Modi is beloved by many, having earned a reputation for being a self-made man who began his career not in the lap of luxury, but as a tea seller.
“Every common man can relate to him,” said Pranit Patil, a supporter on the way to the Ricoh Coliseum where Modi will address an estimated crowd of 8,000 this evening.
“He’s a very honest fellow,” added Chandrakant Patil, who is also from Modi’s home province of Gujarat.
Modi’s visit is also expected to draw protestors, including Joyce Almeida who make the trek to Ricoh Coliseum.
“It’s not a protest so much as highlighting a concern. We Christians in India are a minority and we’re not being protected,” said Almeida, who moved here from Maharashtra, India five years ago.
Modi is a member of a Hindu nationalist party, accused in the past of aiding the killing of 1,000 Indian Muslims in communal riots in 2002 while he was chief minister of Gujarat. Modi has always denied involvement in the violence, and India’s Supreme Court has said there was no case to bring against him, but he was banned entry to Canada and the U.S. for 12 years as a suspected human rights abuser.

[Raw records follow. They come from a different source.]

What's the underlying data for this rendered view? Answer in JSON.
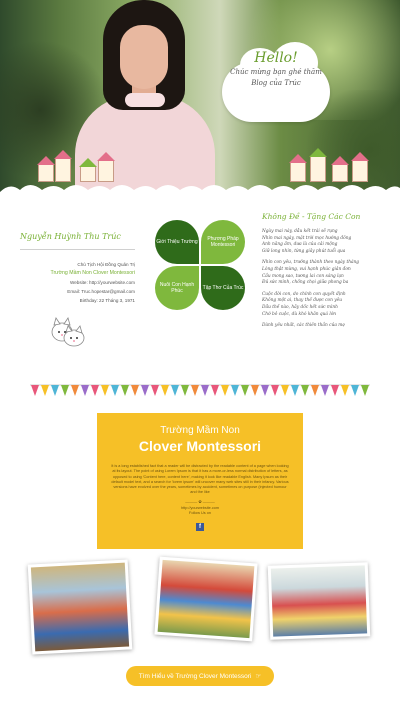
{
  "hero": {
    "hello_title": "Hello!",
    "hello_sub_line1": "Chúc mừng bạn ghé thăm",
    "hello_sub_line2": "Blog của Trúc"
  },
  "profile": {
    "signature": "Nguyễn Huỳnh Thu Trúc",
    "role": "Chủ Tịch Hội Đồng Quản Trị",
    "school": "Trường Mầm Non Clover Montessori",
    "website": "Website: http://yourwebsite.com",
    "email": "Email: Truc.hopestar@gmail.com",
    "birthday": "Birthday: 22 Tháng 3, 1971"
  },
  "clover": {
    "tl": "Giới Thiệu Trường",
    "tr": "Phương Pháp Montessori",
    "bl": "Nuôi Con Hạnh Phúc",
    "br": "Tập Thơ Của Trúc"
  },
  "poem": {
    "title": "Không Đề - Tặng Các Con",
    "stanza1": [
      "Ngày mai này, dẫu kết trái sẽ rụng",
      "Nhìn mai ngày, mặt trời mọc hướng đông",
      "Anh năng ấm, dưa là của cải mộng",
      "Giữ long nhìn, từng giây phút tuổi qua"
    ],
    "stanza2": [
      "Nhìn con yêu, trưởng thành theo ngày tháng",
      "Lòng thật mừng, vui hạnh phúc giản đơn",
      "Cầu mong sao, tương lai con sáng lạn",
      "Đủ sức mình, chống chọi giữa phong ba"
    ],
    "stanza3": [
      "Cuộc đời con, do chính con quyết định",
      "Không một ai, thay thế được con yêu",
      "Dẫu thế nào, hãy dốc hết sức mình",
      "Chớ bỏ cuộc, dù khó khăn quá lớn"
    ],
    "closing": "Dành yêu nhất, các thiên thần của mẹ"
  },
  "promo": {
    "title1": "Trường Mầm Non",
    "title2": "Clover Montessori",
    "body": "It is a long established fact that a reader will be distracted by the readable content of a page when looking at its layout. The point of using Lorem Ipsum is that it has a more-or-less normal distribution of letters, as opposed to using 'Content here, content here', making it look like readable English. Many Ipsum as their default model text, and a search for 'lorem ipsum' will uncover many web sites still in their infancy. Various versions have evolved over the years, sometimes by accident, sometimes on purpose (injected humour and the like",
    "separator": "——— ✿ ———",
    "link": "http://yourwebsite.com",
    "follow": "Follow Us on",
    "fb_icon": "f"
  },
  "cta": {
    "label": "Tìm Hiểu về Trường Clover Montessori",
    "icon": "☞"
  },
  "colors": {
    "green_dark": "#2f6b1a",
    "green_light": "#7fb83d",
    "yellow": "#f6c027"
  }
}
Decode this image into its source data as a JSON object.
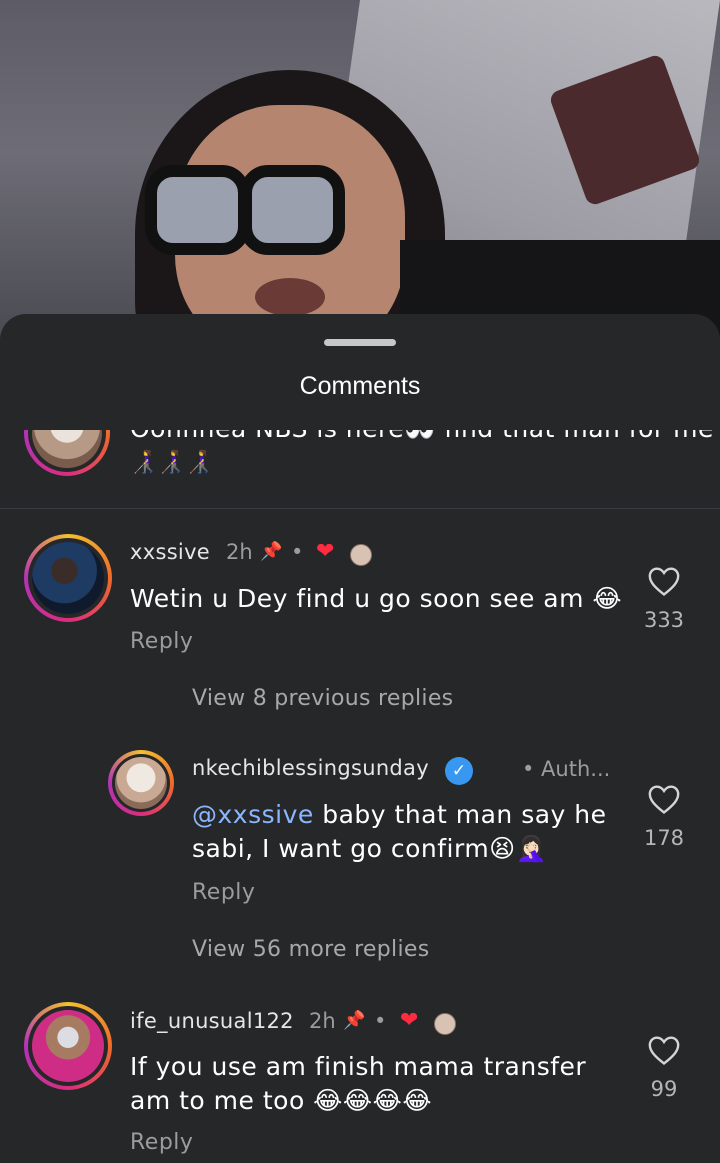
{
  "sheet": {
    "title": "Comments"
  },
  "comments": [
    {
      "text_partial": "Oohhhea NBS is here👀 find that man for me",
      "emoji_line": "👩‍🦯👩‍🦯👩‍🦯"
    },
    {
      "username": "xxssive",
      "time": "2h",
      "text": "Wetin u Dey find u go soon see am 😂",
      "reply_label": "Reply",
      "likes": "333",
      "view_replies": "View 8 previous replies"
    },
    {
      "username": "nkechiblessingsunday",
      "badge": "✓",
      "author_tag": "• Auth...",
      "mention": "@xxssive",
      "text": " baby that man say he sabi, I want go confirm😫🤦🏻‍♀️",
      "reply_label": "Reply",
      "likes": "178",
      "view_replies": "View 56 more replies"
    },
    {
      "username": "ife_unusual122",
      "time": "2h",
      "text": "If you use am finish mama transfer am to me too 😂😂😂😂",
      "reply_label": "Reply",
      "likes": "99"
    }
  ],
  "icons": {
    "pin": "pin-icon",
    "heart": "heart-icon",
    "like": "heart-outline-icon",
    "verified": "verified-badge-icon"
  },
  "colors": {
    "background": "#262729",
    "heart": "#ff2b40",
    "mention": "#8ab6ff",
    "verified": "#3897f0"
  }
}
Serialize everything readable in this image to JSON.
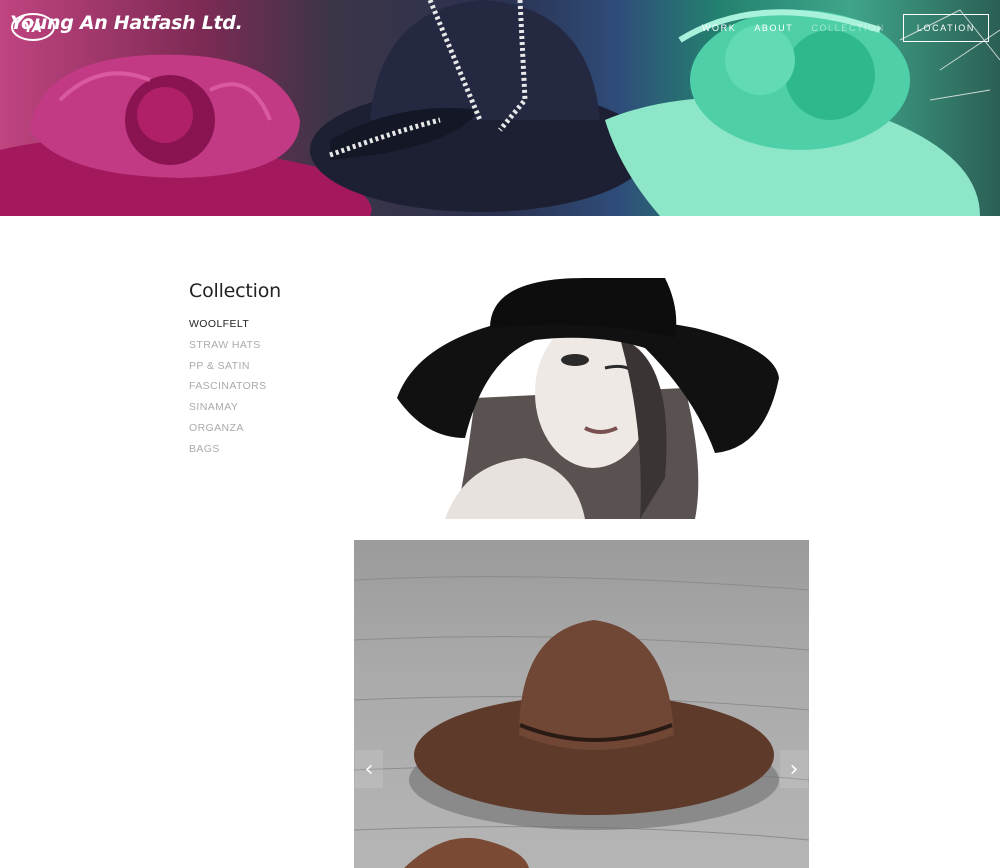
{
  "brand": {
    "name": "Young An Hatfash Ltd.",
    "mark": "YA",
    "logo_icon": "ya-oval-logo"
  },
  "nav": {
    "items": [
      {
        "label": "WORK",
        "state": "normal"
      },
      {
        "label": "ABOUT",
        "state": "normal"
      },
      {
        "label": "COLLECTION",
        "state": "current"
      },
      {
        "label": "LOCATION",
        "state": "boxed"
      }
    ]
  },
  "sidebar": {
    "title": "Collection",
    "items": [
      {
        "label": "WOOLFELT",
        "active": true
      },
      {
        "label": "STRAW HATS",
        "active": false
      },
      {
        "label": "PP & SATIN",
        "active": false
      },
      {
        "label": "FASCINATORS",
        "active": false
      },
      {
        "label": "SINAMAY",
        "active": false
      },
      {
        "label": "ORGANZA",
        "active": false
      },
      {
        "label": "BAGS",
        "active": false
      }
    ]
  },
  "gallery": {
    "prev_icon": "chevron-left-icon",
    "next_icon": "chevron-right-icon",
    "prev_glyph": "‹",
    "next_glyph": "›"
  },
  "colors": {
    "accent_text": "#222222",
    "muted_text": "#aaaaaa",
    "hat_magenta": "#b0206a",
    "hat_navy": "#1e2236",
    "hat_mint": "#5fd4b0",
    "hat_brown": "#6a4030"
  }
}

An organization called Sikhs for Justice has filed a complaint with the Attorney General of Canada requesting criminal proceedings against Modi.
With files from Star staff